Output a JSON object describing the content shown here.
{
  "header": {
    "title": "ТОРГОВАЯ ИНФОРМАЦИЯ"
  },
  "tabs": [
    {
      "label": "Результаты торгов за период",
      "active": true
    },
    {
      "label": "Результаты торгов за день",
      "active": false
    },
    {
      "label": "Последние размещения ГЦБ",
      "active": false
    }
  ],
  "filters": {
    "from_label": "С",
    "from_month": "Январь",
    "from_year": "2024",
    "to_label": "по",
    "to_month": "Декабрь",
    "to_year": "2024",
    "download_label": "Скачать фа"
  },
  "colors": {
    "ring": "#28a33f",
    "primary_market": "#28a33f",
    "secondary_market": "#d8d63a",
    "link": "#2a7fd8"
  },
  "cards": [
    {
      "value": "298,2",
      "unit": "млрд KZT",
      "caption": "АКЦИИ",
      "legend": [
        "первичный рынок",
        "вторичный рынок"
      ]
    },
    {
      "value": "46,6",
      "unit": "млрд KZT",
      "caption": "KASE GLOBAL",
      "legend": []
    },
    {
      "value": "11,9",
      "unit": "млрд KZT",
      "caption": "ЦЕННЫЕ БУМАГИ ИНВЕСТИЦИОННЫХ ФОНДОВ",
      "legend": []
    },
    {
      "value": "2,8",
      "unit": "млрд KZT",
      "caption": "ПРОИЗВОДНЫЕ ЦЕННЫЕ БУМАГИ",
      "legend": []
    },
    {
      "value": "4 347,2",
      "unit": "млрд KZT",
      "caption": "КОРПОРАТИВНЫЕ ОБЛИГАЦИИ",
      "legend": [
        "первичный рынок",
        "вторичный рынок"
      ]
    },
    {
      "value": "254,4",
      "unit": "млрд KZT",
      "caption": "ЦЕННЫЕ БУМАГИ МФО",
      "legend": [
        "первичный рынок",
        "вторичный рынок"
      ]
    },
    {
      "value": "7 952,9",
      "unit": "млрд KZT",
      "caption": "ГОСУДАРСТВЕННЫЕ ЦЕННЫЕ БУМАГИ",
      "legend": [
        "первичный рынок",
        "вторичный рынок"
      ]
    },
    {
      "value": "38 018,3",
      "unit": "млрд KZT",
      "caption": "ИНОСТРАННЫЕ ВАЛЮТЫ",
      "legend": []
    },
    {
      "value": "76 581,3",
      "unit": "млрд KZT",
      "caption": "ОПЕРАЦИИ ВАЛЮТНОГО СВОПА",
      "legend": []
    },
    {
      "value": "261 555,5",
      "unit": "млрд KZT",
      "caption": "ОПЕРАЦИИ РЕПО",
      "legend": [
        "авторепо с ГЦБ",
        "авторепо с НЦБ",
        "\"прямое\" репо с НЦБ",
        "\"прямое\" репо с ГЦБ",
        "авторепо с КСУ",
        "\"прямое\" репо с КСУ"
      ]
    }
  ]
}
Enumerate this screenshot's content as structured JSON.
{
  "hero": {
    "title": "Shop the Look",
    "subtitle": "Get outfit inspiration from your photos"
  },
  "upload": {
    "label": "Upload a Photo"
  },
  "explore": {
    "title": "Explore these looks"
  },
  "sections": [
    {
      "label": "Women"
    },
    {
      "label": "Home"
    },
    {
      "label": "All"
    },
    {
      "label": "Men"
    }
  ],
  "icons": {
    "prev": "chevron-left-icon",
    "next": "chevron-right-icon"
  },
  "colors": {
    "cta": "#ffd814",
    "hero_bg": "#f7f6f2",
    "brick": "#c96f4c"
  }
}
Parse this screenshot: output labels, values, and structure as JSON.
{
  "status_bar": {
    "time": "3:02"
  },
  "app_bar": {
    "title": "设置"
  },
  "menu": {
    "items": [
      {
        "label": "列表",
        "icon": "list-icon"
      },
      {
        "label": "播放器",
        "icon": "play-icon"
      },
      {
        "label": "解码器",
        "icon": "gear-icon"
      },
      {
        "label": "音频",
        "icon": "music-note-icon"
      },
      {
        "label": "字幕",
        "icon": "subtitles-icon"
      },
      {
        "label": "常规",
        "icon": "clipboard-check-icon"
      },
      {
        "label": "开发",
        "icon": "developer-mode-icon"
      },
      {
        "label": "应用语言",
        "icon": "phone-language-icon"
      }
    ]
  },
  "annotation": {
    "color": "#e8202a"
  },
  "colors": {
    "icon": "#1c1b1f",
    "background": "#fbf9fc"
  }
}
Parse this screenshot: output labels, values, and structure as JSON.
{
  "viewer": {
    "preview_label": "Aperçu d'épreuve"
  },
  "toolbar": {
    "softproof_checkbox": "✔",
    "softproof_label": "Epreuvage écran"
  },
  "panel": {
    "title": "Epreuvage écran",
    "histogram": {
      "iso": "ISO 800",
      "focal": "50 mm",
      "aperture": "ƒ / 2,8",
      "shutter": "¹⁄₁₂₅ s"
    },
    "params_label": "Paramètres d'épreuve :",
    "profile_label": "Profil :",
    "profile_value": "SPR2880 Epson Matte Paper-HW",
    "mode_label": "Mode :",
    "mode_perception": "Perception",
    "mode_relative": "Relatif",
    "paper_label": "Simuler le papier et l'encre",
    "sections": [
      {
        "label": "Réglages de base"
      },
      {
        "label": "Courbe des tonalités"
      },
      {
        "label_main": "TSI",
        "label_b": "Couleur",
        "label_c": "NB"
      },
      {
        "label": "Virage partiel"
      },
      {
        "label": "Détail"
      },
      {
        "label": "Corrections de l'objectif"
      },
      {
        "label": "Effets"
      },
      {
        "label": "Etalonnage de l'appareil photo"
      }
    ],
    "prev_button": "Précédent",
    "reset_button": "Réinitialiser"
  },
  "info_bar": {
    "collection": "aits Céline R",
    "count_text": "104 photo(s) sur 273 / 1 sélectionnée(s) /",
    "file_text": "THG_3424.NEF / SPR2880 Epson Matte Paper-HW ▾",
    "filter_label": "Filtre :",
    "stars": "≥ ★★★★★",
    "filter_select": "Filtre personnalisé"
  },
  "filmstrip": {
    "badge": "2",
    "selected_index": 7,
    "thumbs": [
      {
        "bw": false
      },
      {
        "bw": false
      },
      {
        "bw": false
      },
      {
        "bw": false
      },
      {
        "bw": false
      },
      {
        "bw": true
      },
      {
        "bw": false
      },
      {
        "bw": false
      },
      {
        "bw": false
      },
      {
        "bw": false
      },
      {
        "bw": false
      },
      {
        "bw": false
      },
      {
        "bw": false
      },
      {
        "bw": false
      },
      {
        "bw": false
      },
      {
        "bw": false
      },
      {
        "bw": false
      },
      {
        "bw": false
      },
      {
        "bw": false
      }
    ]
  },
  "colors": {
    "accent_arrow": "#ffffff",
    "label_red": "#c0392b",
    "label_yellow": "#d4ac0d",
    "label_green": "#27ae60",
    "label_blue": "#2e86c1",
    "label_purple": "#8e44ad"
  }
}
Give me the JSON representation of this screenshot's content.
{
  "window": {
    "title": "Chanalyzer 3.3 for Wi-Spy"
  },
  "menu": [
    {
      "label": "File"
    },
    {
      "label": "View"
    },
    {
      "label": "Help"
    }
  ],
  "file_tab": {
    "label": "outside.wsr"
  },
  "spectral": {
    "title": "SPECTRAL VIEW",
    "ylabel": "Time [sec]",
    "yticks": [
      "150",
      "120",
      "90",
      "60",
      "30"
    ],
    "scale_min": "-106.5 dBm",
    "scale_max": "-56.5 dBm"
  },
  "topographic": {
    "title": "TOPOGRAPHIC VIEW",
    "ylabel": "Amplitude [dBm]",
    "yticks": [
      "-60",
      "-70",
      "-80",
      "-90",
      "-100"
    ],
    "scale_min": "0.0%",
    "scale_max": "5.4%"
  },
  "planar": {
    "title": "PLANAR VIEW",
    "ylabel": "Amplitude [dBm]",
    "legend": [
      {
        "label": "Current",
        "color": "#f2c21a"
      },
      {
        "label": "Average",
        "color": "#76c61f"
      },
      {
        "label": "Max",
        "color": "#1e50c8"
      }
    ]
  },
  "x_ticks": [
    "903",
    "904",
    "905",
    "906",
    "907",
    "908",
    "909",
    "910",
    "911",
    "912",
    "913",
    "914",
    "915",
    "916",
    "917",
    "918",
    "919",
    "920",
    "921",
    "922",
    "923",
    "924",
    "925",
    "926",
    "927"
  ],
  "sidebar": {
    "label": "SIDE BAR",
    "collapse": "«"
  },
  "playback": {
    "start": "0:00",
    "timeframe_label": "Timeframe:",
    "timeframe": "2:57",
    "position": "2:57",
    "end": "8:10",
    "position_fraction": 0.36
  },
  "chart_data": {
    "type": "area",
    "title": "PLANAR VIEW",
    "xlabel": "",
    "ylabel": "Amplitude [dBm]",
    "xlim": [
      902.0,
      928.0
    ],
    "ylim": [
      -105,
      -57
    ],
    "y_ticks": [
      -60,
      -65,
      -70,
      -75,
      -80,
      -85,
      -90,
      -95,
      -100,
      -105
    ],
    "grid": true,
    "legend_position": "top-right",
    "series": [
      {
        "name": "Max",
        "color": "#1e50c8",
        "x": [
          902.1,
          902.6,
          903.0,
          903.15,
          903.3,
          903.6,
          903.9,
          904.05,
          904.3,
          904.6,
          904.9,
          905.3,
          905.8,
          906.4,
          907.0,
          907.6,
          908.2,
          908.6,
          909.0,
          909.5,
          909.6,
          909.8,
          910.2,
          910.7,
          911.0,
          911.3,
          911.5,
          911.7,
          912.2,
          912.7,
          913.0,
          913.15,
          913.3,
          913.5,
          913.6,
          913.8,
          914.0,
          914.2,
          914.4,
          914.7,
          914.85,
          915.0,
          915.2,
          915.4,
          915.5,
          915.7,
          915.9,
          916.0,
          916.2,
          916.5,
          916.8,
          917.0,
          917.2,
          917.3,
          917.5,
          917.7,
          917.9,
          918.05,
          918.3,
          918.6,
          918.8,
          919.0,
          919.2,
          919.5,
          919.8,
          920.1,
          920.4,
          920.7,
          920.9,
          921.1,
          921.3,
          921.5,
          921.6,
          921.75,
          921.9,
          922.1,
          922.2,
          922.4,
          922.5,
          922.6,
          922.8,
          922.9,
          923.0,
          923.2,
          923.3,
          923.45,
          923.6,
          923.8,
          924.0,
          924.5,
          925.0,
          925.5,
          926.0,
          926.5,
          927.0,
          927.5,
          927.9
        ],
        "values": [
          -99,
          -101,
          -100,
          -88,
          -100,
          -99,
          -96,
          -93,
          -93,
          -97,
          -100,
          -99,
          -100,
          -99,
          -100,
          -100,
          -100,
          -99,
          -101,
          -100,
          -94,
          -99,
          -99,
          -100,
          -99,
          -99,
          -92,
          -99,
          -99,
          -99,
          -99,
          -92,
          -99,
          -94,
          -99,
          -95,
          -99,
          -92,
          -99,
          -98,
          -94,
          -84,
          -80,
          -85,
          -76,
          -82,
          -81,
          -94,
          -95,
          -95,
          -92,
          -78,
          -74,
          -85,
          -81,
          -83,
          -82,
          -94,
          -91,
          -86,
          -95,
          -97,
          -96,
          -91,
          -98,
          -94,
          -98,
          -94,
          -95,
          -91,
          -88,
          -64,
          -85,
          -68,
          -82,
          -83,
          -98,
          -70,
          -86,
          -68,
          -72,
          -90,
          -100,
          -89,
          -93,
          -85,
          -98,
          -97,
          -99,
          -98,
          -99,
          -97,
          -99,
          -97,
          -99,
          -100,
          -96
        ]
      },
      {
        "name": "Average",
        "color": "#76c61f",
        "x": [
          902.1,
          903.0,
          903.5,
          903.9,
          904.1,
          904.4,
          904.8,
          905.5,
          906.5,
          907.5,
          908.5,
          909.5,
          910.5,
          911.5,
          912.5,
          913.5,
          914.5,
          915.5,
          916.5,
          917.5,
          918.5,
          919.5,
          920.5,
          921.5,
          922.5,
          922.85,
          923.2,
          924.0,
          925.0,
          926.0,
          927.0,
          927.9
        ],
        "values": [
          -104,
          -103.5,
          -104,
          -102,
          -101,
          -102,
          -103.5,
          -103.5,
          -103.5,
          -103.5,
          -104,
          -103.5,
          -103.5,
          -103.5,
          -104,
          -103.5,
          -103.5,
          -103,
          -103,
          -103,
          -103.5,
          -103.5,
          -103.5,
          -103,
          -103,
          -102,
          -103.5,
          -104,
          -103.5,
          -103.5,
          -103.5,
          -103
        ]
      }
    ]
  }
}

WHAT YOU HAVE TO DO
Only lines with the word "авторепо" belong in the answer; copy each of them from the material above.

RESPONSE TO THE EXERCISE
        "авторепо с ГЦБ",
        "авторепо с НЦБ",
        "авторепо с КСУ",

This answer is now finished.